In Amsterdam, where tourists have now returned, masks must be worn in the red-light district and two busy shopping streets, plus two markets.
Rotterdam mayor Ahmed Aboutaleb has been campaigning for the right to make people wear masks since the number of cases of Covid-19 in the city began to rise, and stresses masks are not replacing the 1.5 metre rule.
‘I want to be able to say to myself that I did everything possible to try to avoid one Rotterdammer picking up or dying from coronavirus,’ he told broadcaster NOS. ‘In the main, it will get people to keep their distance… and we think it will increase the sense of urgency.’
Although the official Dutch line is that masks don’t work, there is some evidence that they can reduce the risk of infections – depending on the epidemiological situation in the country, website Nu.nl reported.
According to Norwegian research, for example, between 100,000 and one million people would have to wear a mask to prevent one case of Covid-19.
Shopkeepers say they understand why the Netherlands’ two biggest cities are taking the step but warn that communication is crucial. ‘It must be clear that responsibility for policing the rule is not up to shopkeepers,’ retail organisation Detailhandel Nederland said. ‘We are the service provider.’
Legal experts, however, have raised doubts about the introduction of face masks in some areas, particularly given that the measure is officially aimed at changing people’s behaviour.
Groningen University law professor Jan Brouwer, has said that legally, local majors do not have the right to make masks compulsory in their towns and cities. Legislation allowing special measures to cope with the coronavirus pandemic still has to be approved in parliament, and that legislation specifically refers to the wearing of masks, Brouwer points out.
His colleague Adriaan Wierenga told the AD that he is worried the use of masks may stop people taking other measures seriously and undermine the legitimacy of other measures.

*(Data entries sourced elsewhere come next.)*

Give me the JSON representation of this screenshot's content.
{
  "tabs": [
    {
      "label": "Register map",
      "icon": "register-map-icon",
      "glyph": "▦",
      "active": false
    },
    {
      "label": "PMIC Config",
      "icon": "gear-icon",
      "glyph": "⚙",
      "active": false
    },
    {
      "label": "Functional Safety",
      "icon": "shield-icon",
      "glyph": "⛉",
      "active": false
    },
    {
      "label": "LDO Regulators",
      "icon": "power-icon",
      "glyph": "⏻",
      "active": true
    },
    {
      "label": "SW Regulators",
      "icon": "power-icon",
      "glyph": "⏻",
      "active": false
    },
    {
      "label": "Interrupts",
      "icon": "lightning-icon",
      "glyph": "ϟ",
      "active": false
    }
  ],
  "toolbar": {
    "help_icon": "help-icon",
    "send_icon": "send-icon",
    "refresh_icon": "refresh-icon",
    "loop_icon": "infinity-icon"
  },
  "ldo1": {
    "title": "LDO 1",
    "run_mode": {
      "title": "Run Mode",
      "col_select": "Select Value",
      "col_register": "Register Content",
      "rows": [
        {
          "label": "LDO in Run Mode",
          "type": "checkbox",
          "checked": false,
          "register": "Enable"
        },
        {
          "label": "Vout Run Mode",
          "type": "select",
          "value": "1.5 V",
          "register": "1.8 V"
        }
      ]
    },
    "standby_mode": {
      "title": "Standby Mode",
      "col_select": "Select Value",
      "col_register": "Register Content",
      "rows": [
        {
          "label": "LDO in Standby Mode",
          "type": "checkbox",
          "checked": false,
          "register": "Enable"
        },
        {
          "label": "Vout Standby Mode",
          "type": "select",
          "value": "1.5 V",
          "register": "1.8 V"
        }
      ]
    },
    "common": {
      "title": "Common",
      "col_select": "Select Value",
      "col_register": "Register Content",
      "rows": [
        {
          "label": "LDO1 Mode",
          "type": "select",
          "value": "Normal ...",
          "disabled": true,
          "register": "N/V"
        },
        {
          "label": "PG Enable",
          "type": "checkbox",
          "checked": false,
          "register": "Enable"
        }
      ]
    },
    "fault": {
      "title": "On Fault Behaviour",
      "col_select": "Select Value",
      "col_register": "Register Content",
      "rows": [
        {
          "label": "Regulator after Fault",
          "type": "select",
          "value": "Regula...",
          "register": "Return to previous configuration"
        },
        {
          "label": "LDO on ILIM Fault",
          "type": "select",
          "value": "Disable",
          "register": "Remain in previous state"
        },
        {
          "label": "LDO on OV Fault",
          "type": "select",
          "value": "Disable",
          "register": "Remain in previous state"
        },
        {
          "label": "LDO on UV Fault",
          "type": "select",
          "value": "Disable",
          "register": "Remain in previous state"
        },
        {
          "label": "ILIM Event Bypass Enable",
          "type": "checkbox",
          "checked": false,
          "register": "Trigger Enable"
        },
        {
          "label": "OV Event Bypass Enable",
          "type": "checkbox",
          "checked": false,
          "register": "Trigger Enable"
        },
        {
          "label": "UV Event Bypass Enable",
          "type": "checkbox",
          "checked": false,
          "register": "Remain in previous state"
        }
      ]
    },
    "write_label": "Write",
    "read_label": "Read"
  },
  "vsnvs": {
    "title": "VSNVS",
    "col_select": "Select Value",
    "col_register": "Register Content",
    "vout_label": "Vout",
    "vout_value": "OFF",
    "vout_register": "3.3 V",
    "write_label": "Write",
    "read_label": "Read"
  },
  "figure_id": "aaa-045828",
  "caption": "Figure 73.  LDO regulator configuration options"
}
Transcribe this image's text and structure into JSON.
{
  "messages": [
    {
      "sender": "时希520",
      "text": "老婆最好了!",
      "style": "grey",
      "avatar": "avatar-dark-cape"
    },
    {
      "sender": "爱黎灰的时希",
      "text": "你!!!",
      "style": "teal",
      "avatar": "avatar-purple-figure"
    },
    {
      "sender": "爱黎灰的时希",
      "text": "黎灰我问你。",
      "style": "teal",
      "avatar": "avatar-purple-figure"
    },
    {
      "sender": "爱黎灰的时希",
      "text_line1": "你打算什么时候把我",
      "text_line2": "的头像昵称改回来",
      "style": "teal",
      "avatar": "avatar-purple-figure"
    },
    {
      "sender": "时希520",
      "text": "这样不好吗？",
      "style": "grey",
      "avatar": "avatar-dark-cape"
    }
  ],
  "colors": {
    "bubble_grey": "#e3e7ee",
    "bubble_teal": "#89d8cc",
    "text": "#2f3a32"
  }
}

‘You are planning to police measures which the government itself says don’t work,’ he said. ‘How do you plan to do that?’ Meanwhile, Groningen is introducing a 1.30am closure for the city’s cafes and bars on Friday and Saturday nights in an effort to stop overcrowding in popular areas for going out.